- **Action item**
Report the count of lines holding "JSON" in the records, with no other words.

- **Exercise data**
################

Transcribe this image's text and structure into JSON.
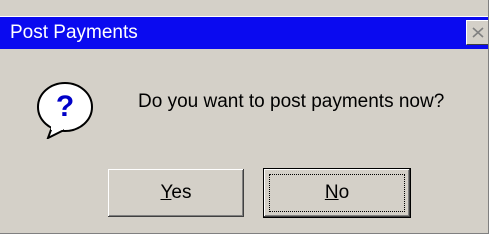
{
  "dialog": {
    "title": "Post Payments",
    "message": "Do you want to post payments now?",
    "icon": "question-icon",
    "buttons": {
      "yes": {
        "mnemonic": "Y",
        "rest": "es"
      },
      "no": {
        "mnemonic": "N",
        "rest": "o"
      }
    },
    "colors": {
      "titlebar": "#0a0af0",
      "face": "#d4d0c8"
    }
  }
}
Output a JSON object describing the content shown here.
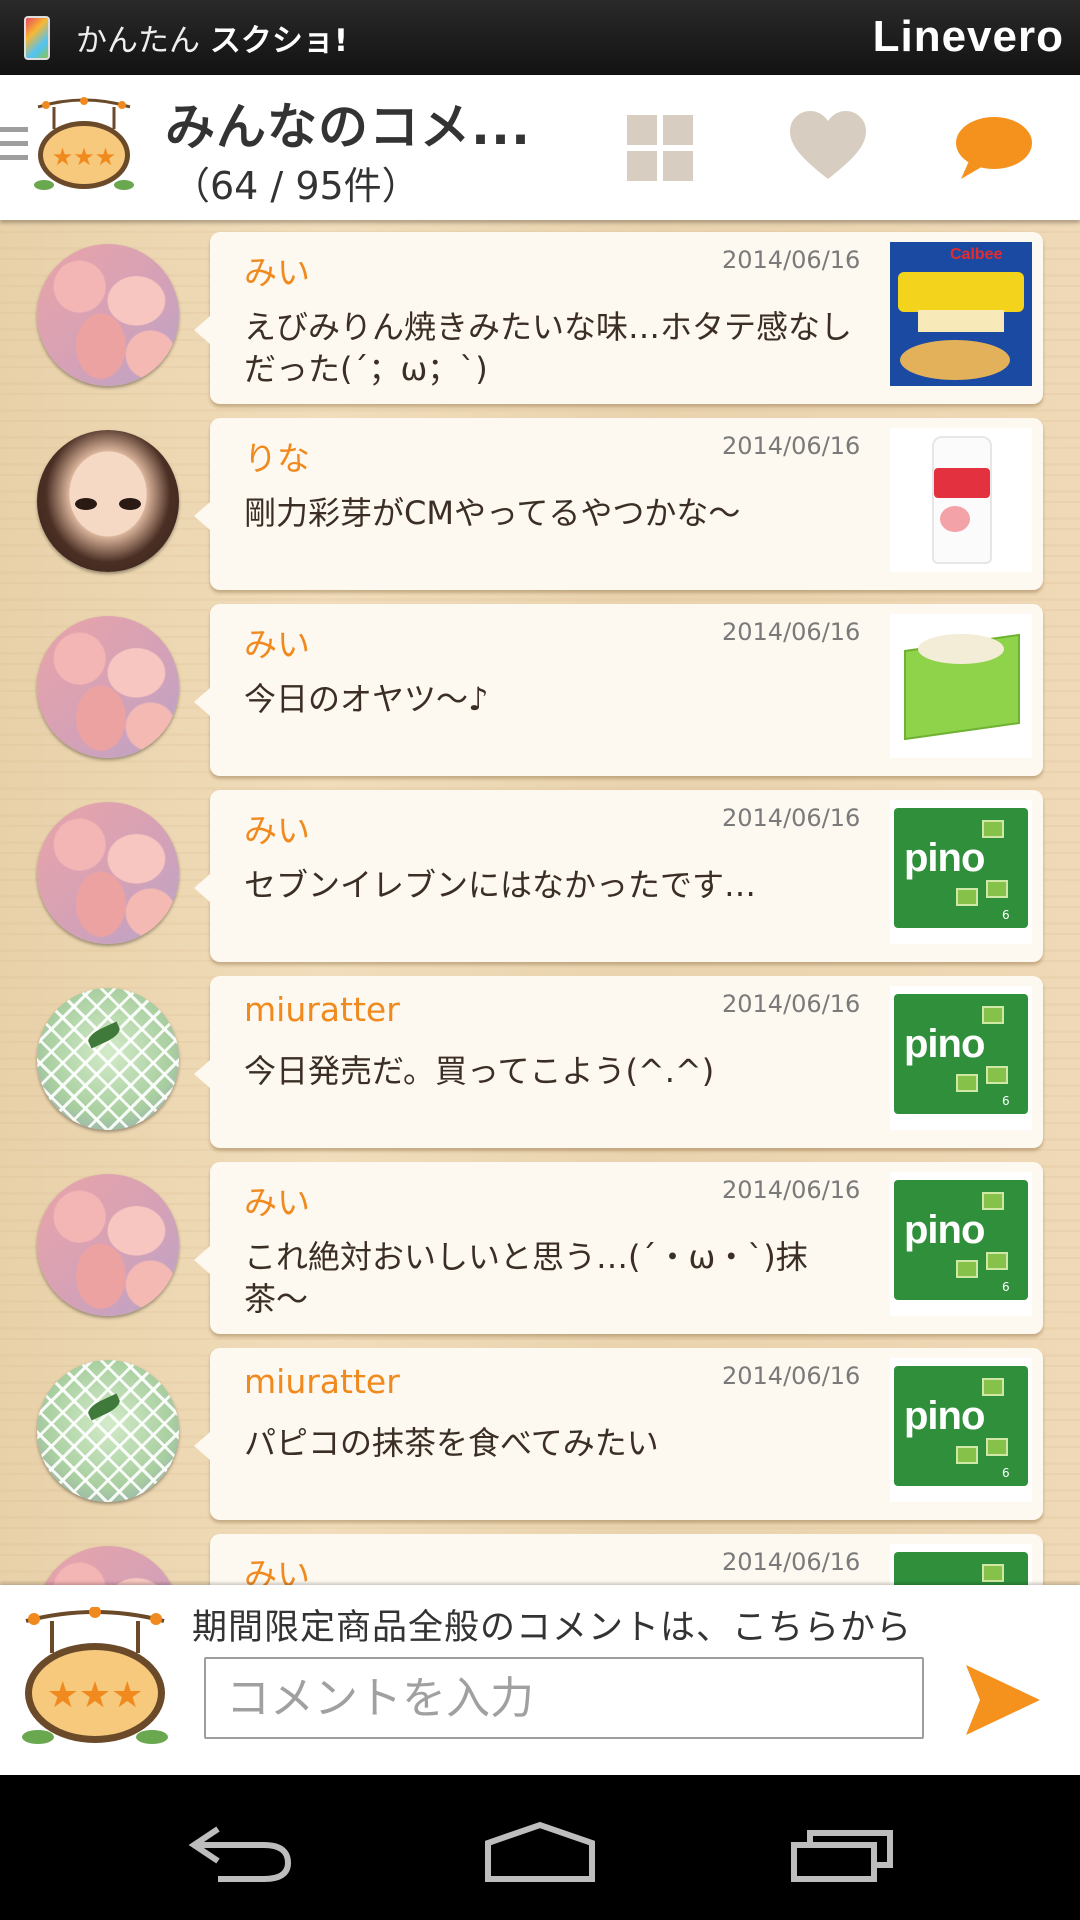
{
  "status_bar": {
    "app_prefix": "かんたん",
    "app_bold": "スクショ!",
    "brand": "Linevero"
  },
  "header": {
    "title": "みんなのコメ...",
    "count": "（64 / 95件）"
  },
  "comments": [
    {
      "name": "みい",
      "date": "2014/06/16",
      "text": "えびみりん焼きみたいな味…ホタテ感なしだった(´；ω；`)"
    },
    {
      "name": "りな",
      "date": "2014/06/16",
      "text": "剛力彩芽がCMやってるやつかな〜"
    },
    {
      "name": "みい",
      "date": "2014/06/16",
      "text": "今日のオヤツ〜♪"
    },
    {
      "name": "みい",
      "date": "2014/06/16",
      "text": "セブンイレブンにはなかったです…"
    },
    {
      "name": "miuratter",
      "date": "2014/06/16",
      "text": "今日発売だ。買ってこよう(^.^)"
    },
    {
      "name": "みい",
      "date": "2014/06/16",
      "text": "これ絶対おいしいと思う…(´・ω・`)抹茶〜"
    },
    {
      "name": "miuratter",
      "date": "2014/06/16",
      "text": "パピコの抹茶を食べてみたい"
    },
    {
      "name": "みい",
      "date": "2014/06/16",
      "text": ""
    }
  ],
  "products": {
    "chips_brand": "Calbee",
    "pino_logo": "pino",
    "pino_count": "6"
  },
  "compose": {
    "hint": "期間限定商品全般のコメントは、こちらから",
    "placeholder": "コメントを入力"
  },
  "colors": {
    "accent_orange": "#f08a1e",
    "header_icon": "#d7cec1",
    "chat_icon": "#f5921e"
  },
  "icons": [
    "menu-icon",
    "grid-icon",
    "heart-icon",
    "chat-icon",
    "send-icon",
    "back-icon",
    "home-icon",
    "recent-apps-icon"
  ]
}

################

- **Answer to this problem**
2